“North Korea might be emboldened,” the report said, “and escalate the intensity of its cyber attacks.”

Experts say that although North Korea has fewer IP addresses than a city block in New York and less Internet traffic than the 3,000-person Falkland Islands, the regime has focused its limited resources on developing elite digital warriors.

The CISIS researchers explained that North Korea will increasingly tie together cyber operations with its bombastic claims, military exercises and missile tests.

The recent confluence of the disputed hydrogen bomb test and the barrage of cyberattacks on South Korea fit this pattern.

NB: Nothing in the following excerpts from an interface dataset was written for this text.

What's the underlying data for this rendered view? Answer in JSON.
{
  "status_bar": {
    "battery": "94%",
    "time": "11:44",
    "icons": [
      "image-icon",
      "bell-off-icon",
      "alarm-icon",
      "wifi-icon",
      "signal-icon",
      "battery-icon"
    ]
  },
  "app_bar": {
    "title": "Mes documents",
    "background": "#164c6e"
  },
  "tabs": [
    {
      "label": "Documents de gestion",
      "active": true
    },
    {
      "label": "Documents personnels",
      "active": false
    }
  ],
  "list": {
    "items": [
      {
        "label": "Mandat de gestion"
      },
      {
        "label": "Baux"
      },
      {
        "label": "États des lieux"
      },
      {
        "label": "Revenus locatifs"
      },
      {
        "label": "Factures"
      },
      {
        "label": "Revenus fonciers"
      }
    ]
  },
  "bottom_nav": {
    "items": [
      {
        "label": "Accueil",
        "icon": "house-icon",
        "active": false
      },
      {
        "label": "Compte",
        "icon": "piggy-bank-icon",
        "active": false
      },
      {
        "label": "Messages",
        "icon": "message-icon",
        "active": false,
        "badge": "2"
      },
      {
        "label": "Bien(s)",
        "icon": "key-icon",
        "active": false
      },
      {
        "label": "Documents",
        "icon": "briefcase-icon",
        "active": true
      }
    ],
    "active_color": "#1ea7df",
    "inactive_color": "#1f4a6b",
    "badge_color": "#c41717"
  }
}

Eventually, the report concluded, North Korea's strategy "could lead to crossing of the use of force threshold and an escalation of conflict with the United States and [South Korea].”

That’s why Congress should step in, said Menendez.

The New Jersey Democrat told The Hill the sanctions bill is “the most comprehensive response to North Korea’s violations of international will on both conventional, nuclear and cyber.”

And it can’t come soon enough, said Gardner, who chairs the Senate Foreign Relations Subcommittee on East Asia, the Pacific and International Cybersecurity.

“This is the first time we’ve ever had mandatory sanctions on cyberattacks,” he said. “It’s long overdue. This will be a model for what we do as other bad actors try to attack the United States through cyber means.”

North Korea must see that sanctions aren’t subject to the whim of the current administration, Graham said.

“Congress is a more enduring institution than a particular president,” he told The Hill. “And if we’re going be around after he leaves office, I want the North Koreans to know that enough’s enough.”

Lawmakers behind the bill don’t expect significant hurdles during Wednesday’s vote. The House’s companion legislation was approved, 418-2, last month.

On Tuesday, Senate Majority Leader Mitch McConnellAddison (Mitch) Mitchell McConnellTrump's plan to claw back spending hits wall in Congress GOP lawmakers want Trump to stop bashing Congress Parkland father calls out Trump, McConnell, Ryan after Santa Fe shooting MORE (R-Ky.) took to the floor to encourage his colleagues to move on the bill.

“The regime’s most recent display of belligerent behavior only underlines that the administration’s approach has not worked,” he said. “So let’s work together to change it. Let’s vote to move American policy in a better and more successful direction.”